ETFs face off with mutual funds
ETFs bought $98 billion worth of equities during the first quarter of this year. Equity demand from ETFs amounted to $174 billion in all of 2015 and $188 billion in all of 2016. As ETFs purchase equities, mutual funds have been unloading them, according to the Goldman team. They report that mutual funds sold $31 billion worth of equities during the first quarter, which was the sixth quarter in a row that they have been net sellers of mutual funds. They expect mutual funds to remain net sellers in all of 2017.
They add that even though mutual funds sold $31 billion worth of equities during the first quarter, net equity demand was still about $15 billion higher than it was in the third and fourth quarters of 2016. In the third quarter, net demand stood at $49 billion, while in the fourth quarter, it was at $46 billion.
Kostin and team forecast a "modest" deceleration in ETF purchases during the second half of this year versus the first quarter because they see a lower "potential for significant equity upside" through the end of the year. They also expect mutual fund demand and inflows will continue to weaken as investors continue to shift from active management to passive funds.
Equity demand among foreign investors to drop
The Goldman team notes that while U.S. stocks rose 6% during the first quarter, foreign investors boosted their share of total corporate equity ownership. They added that foreign purchases of U.S. stocks amounted to $55 billion during the first quarter. It was only the second quarter foreign investors have bought U.S. stocks out of the last eight quarters.
They expect foreign investors to go back to being net sellers of U.S. equities in the second half of the year. They're forecasting total equity demand from foreign investors to be $25 billion for all of this year, which points to net sales of $30 billion in the second half of this year.
Kostin and team also reported that U.S. corporate equity demand, which they define as "buybacks minus issuance," amounted to $136 billion during the first quarter. It was a lower level than the six quarters immediately before it and a 10% decline from the fourth quarter. But despite that, share buybacks remained the greatest source of U.S. equity demand. They found that 22% of the buybacks among S&P 500 companies were by firms in the Financials sector, compared to the sector's five-year average contribution is 15%.
The Goldman team expects U.S. equity demand among corporates to grow 2% to reach $640 billion in all of 2017. They explain that the projected 3% increase in adjusted earnings per share this year, combined with near-record cash-to-assets levels and capacity utilization that remains below average, should drive growth in share buybacks for 2017.
No slam dunk for tax reform yet
They had previously been estimating an 11% increase in buybacks for this year, which would bring the total to $700 billion. However, they revised that estimate to reflect the delay their firm's economists are forecasting for Trump's tax reform, which will enable companies to repatriate cash at a lower tax rate. Tax reform and tax repatriation have been widely considered to be a slam dunk this year, and Barclays was buying value stocks in anticipation of the tax cuts that are expected to be part of the reform. So far, the Trump administration has failed to get anything done on this, however.
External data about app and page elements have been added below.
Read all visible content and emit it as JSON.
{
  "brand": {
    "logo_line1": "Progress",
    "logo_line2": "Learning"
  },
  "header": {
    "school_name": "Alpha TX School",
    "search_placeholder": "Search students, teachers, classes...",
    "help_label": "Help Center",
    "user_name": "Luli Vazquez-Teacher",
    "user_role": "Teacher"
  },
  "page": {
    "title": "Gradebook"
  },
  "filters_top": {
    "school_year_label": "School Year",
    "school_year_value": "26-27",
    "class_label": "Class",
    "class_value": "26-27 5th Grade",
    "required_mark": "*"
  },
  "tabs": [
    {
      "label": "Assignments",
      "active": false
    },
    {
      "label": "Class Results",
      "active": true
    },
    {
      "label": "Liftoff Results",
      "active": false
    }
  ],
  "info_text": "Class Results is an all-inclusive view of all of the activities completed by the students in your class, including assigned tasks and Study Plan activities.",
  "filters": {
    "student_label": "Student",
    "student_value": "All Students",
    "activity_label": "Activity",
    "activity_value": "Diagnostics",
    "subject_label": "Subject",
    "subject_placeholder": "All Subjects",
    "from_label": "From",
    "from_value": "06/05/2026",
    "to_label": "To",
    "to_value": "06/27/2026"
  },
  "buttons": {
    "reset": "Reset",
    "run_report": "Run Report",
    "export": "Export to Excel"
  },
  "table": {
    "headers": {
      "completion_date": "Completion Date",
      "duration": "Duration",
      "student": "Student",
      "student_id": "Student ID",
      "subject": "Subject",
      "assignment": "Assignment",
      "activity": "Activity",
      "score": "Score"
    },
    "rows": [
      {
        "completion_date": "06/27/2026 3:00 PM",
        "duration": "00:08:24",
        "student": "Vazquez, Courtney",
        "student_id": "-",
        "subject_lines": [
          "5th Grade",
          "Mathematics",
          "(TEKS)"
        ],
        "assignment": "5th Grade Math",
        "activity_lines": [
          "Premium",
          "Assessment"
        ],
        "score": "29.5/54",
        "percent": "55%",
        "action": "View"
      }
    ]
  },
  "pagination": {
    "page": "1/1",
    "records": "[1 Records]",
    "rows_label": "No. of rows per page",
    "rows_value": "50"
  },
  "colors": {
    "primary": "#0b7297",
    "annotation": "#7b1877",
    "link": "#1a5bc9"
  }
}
The Goldman team had been projecting between $60 billion and $70 billion in cash to be repatriated during the fourth quarter of this year, paired with $50 billion in spending on share repurchases. However, their new forecast eliminates the boost from tax reform for this year and also takes into account the first quarter's weaker-than-expected activity.